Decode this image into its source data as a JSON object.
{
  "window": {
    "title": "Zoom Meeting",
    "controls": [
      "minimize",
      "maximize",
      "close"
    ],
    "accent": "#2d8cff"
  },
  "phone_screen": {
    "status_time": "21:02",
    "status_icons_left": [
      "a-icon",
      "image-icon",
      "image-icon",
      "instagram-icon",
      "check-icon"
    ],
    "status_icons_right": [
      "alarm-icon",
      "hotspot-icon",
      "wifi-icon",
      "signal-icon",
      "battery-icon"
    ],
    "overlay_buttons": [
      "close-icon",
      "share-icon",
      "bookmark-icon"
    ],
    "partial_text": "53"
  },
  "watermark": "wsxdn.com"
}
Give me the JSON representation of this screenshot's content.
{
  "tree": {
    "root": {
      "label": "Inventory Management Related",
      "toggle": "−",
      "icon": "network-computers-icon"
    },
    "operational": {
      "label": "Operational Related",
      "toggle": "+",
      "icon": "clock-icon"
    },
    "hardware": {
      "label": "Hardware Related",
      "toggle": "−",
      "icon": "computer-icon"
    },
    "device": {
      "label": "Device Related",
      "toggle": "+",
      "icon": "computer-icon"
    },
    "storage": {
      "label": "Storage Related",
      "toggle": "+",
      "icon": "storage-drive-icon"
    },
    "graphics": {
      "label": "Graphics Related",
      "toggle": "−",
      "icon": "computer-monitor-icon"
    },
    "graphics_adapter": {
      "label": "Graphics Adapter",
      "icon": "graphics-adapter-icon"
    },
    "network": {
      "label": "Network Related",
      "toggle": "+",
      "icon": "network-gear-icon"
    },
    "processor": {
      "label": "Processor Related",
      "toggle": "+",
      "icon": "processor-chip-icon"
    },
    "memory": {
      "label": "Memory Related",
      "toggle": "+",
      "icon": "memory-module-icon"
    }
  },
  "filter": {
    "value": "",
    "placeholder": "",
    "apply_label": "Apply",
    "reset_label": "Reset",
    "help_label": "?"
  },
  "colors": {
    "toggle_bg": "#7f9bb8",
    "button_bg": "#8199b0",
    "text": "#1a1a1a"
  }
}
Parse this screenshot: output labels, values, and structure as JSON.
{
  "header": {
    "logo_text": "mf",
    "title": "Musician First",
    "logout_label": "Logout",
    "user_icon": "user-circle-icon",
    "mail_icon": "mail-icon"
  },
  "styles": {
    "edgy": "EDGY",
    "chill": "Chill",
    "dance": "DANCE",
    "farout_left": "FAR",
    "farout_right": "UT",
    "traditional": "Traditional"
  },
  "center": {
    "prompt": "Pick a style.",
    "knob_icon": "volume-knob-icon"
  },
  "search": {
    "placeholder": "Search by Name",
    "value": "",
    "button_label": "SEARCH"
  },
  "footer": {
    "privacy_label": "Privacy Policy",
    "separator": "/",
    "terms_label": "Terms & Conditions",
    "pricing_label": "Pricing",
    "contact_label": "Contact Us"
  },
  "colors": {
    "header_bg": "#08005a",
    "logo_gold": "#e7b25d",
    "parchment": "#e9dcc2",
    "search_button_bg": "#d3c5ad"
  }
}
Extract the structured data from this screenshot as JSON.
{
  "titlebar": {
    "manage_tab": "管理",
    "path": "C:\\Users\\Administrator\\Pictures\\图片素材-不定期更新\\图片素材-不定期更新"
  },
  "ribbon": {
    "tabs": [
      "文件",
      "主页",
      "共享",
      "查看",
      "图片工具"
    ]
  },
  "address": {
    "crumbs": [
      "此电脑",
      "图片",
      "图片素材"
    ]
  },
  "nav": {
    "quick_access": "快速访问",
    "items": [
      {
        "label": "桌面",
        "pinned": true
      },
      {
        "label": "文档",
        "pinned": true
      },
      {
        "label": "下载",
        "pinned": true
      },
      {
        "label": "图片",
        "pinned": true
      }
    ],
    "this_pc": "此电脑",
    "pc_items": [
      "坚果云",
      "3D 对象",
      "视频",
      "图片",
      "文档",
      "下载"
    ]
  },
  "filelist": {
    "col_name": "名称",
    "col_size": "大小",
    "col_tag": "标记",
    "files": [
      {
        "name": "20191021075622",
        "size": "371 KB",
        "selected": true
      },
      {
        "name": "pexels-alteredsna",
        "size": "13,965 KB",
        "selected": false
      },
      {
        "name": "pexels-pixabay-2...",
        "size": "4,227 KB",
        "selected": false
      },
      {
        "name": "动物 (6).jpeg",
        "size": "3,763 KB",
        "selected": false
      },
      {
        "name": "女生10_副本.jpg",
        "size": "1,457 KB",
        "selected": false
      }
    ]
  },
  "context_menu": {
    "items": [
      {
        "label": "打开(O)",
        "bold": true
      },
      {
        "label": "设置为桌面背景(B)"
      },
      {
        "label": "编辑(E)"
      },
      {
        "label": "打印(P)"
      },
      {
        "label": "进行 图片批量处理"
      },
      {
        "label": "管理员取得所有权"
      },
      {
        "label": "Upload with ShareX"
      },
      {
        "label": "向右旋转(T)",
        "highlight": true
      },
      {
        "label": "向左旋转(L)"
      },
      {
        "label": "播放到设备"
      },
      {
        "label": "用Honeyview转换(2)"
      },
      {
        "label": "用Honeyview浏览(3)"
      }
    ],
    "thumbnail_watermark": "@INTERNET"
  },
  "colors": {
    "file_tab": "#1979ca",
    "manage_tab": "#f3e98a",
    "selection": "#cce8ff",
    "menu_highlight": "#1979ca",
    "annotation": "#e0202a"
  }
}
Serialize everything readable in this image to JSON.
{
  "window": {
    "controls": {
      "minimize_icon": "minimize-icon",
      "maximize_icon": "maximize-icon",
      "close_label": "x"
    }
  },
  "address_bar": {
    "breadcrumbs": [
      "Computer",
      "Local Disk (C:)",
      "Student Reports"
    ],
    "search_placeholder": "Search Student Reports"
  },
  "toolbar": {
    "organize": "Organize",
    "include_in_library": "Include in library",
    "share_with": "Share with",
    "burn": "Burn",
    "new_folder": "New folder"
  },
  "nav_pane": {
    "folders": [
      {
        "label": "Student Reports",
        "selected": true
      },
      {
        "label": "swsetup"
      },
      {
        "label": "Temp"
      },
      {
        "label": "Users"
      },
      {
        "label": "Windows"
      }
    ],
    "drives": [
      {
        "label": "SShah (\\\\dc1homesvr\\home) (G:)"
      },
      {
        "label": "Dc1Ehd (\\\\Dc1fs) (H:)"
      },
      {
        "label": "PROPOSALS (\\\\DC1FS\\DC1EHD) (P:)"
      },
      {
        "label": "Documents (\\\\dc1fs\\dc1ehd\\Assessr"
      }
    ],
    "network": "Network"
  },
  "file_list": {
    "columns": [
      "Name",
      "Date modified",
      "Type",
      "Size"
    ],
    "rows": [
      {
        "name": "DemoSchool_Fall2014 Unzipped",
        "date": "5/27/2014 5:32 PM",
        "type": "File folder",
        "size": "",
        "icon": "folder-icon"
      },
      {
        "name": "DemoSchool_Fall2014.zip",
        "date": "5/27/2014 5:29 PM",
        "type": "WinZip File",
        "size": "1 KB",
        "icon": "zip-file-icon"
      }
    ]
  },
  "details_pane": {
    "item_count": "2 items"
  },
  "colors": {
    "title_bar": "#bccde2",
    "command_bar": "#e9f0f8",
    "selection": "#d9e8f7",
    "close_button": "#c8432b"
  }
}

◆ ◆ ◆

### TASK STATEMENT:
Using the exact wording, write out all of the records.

### RESPONSE AREA:
Decode this image into its source data as a JSON object.
{
  "window": {
    "title": "Zoom Meeting",
    "controls": [
      "minimize",
      "maximize",
      "close"
    ],
    "accent": "#2d8cff"
  },
  "phone_screen": {
    "status_time": "21:02",
    "status_icons_left": [
      "a-icon",
      "image-icon",
      "image-icon",
      "instagram-icon",
      "check-icon"
    ],
    "status_icons_right": [
      "alarm-icon",
      "hotspot-icon",
      "wifi-icon",
      "signal-icon",
      "battery-icon"
    ],
    "overlay_buttons": [
      "close-icon",
      "share-icon",
      "bookmark-icon"
    ],
    "partial_text": "53"
  },
  "watermark": "wsxdn.com"
}
Give me the JSON representation of this screenshot's content.
{
  "tree": {
    "root": {
      "label": "Inventory Management Related",
      "toggle": "−",
      "icon": "network-computers-icon"
    },
    "operational": {
      "label": "Operational Related",
      "toggle": "+",
      "icon": "clock-icon"
    },
    "hardware": {
      "label": "Hardware Related",
      "toggle": "−",
      "icon": "computer-icon"
    },
    "device": {
      "label": "Device Related",
      "toggle": "+",
      "icon": "computer-icon"
    },
    "storage": {
      "label": "Storage Related",
      "toggle": "+",
      "icon": "storage-drive-icon"
    },
    "graphics": {
      "label": "Graphics Related",
      "toggle": "−",
      "icon": "computer-monitor-icon"
    },
    "graphics_adapter": {
      "label": "Graphics Adapter",
      "icon": "graphics-adapter-icon"
    },
    "network": {
      "label": "Network Related",
      "toggle": "+",
      "icon": "network-gear-icon"
    },
    "processor": {
      "label": "Processor Related",
      "toggle": "+",
      "icon": "processor-chip-icon"
    },
    "memory": {
      "label": "Memory Related",
      "toggle": "+",
      "icon": "memory-module-icon"
    }
  },
  "filter": {
    "value": "",
    "placeholder": "",
    "apply_label": "Apply",
    "reset_label": "Reset",
    "help_label": "?"
  },
  "colors": {
    "toggle_bg": "#7f9bb8",
    "button_bg": "#8199b0",
    "text": "#1a1a1a"
  }
}
Parse this screenshot: output labels, values, and structure as JSON.
{
  "header": {
    "logo_text": "mf",
    "title": "Musician First",
    "logout_label": "Logout",
    "user_icon": "user-circle-icon",
    "mail_icon": "mail-icon"
  },
  "styles": {
    "edgy": "EDGY",
    "chill": "Chill",
    "dance": "DANCE",
    "farout_left": "FAR",
    "farout_right": "UT",
    "traditional": "Traditional"
  },
  "center": {
    "prompt": "Pick a style.",
    "knob_icon": "volume-knob-icon"
  },
  "search": {
    "placeholder": "Search by Name",
    "value": "",
    "button_label": "SEARCH"
  },
  "footer": {
    "privacy_label": "Privacy Policy",
    "separator": "/",
    "terms_label": "Terms & Conditions",
    "pricing_label": "Pricing",
    "contact_label": "Contact Us"
  },
  "colors": {
    "header_bg": "#08005a",
    "logo_gold": "#e7b25d",
    "parchment": "#e9dcc2",
    "search_button_bg": "#d3c5ad"
  }
}
Extract the structured data from this screenshot as JSON.
{
  "titlebar": {
    "manage_tab": "管理",
    "path": "C:\\Users\\Administrator\\Pictures\\图片素材-不定期更新\\图片素材-不定期更新"
  },
  "ribbon": {
    "tabs": [
      "文件",
      "主页",
      "共享",
      "查看",
      "图片工具"
    ]
  },
  "address": {
    "crumbs": [
      "此电脑",
      "图片",
      "图片素材"
    ]
  },
  "nav": {
    "quick_access": "快速访问",
    "items": [
      {
        "label": "桌面",
        "pinned": true
      },
      {
        "label": "文档",
        "pinned": true
      },
      {
        "label": "下载",
        "pinned": true
      },
      {
        "label": "图片",
        "pinned": true
      }
    ],
    "this_pc": "此电脑",
    "pc_items": [
      "坚果云",
      "3D 对象",
      "视频",
      "图片",
      "文档",
      "下载"
    ]
  },
  "filelist": {
    "col_name": "名称",
    "col_size": "大小",
    "col_tag": "标记",
    "files": [
      {
        "name": "20191021075622",
        "size": "371 KB",
        "selected": true
      },
      {
        "name": "pexels-alteredsna",
        "size": "13,965 KB",
        "selected": false
      },
      {
        "name": "pexels-pixabay-2...",
        "size": "4,227 KB",
        "selected": false
      },
      {
        "name": "动物 (6).jpeg",
        "size": "3,763 KB",
        "selected": false
      },
      {
        "name": "女生10_副本.jpg",
        "size": "1,457 KB",
        "selected": false
      }
    ]
  },
  "context_menu": {
    "items": [
      {
        "label": "打开(O)",
        "bold": true
      },
      {
        "label": "设置为桌面背景(B)"
      },
      {
        "label": "编辑(E)"
      },
      {
        "label": "打印(P)"
      },
      {
        "label": "进行 图片批量处理"
      },
      {
        "label": "管理员取得所有权"
      },
      {
        "label": "Upload with ShareX"
      },
      {
        "label": "向右旋转(T)",
        "highlight": true
      },
      {
        "label": "向左旋转(L)"
      },
      {
        "label": "播放到设备"
      },
      {
        "label": "用Honeyview转换(2)"
      },
      {
        "label": "用Honeyview浏览(3)"
      }
    ],
    "thumbnail_watermark": "@INTERNET"
  },
  "colors": {
    "file_tab": "#1979ca",
    "manage_tab": "#f3e98a",
    "selection": "#cce8ff",
    "menu_highlight": "#1979ca",
    "annotation": "#e0202a"
  }
}
Serialize everything readable in this image to JSON.
{
  "window": {
    "controls": {
      "minimize_icon": "minimize-icon",
      "maximize_icon": "maximize-icon",
      "close_label": "x"
    }
  },
  "address_bar": {
    "breadcrumbs": [
      "Computer",
      "Local Disk (C:)",
      "Student Reports"
    ],
    "search_placeholder": "Search Student Reports"
  },
  "toolbar": {
    "organize": "Organize",
    "include_in_library": "Include in library",
    "share_with": "Share with",
    "burn": "Burn",
    "new_folder": "New folder"
  },
  "nav_pane": {
    "folders": [
      {
        "label": "Student Reports",
        "selected": true
      },
      {
        "label": "swsetup"
      },
      {
        "label": "Temp"
      },
      {
        "label": "Users"
      },
      {
        "label": "Windows"
      }
    ],
    "drives": [
      {
        "label": "SShah (\\\\dc1homesvr\\home) (G:)"
      },
      {
        "label": "Dc1Ehd (\\\\Dc1fs) (H:)"
      },
      {
        "label": "PROPOSALS (\\\\DC1FS\\DC1EHD) (P:)"
      },
      {
        "label": "Documents (\\\\dc1fs\\dc1ehd\\Assessr"
      }
    ],
    "network": "Network"
  },
  "file_list": {
    "columns": [
      "Name",
      "Date modified",
      "Type",
      "Size"
    ],
    "rows": [
      {
        "name": "DemoSchool_Fall2014 Unzipped",
        "date": "5/27/2014 5:32 PM",
        "type": "File folder",
        "size": "",
        "icon": "folder-icon"
      },
      {
        "name": "DemoSchool_Fall2014.zip",
        "date": "5/27/2014 5:29 PM",
        "type": "WinZip File",
        "size": "1 KB",
        "icon": "zip-file-icon"
      }
    ]
  },
  "details_pane": {
    "item_count": "2 items"
  },
  "colors": {
    "title_bar": "#bccde2",
    "command_bar": "#e9f0f8",
    "selection": "#d9e8f7",
    "close_button": "#c8432b"
  }
}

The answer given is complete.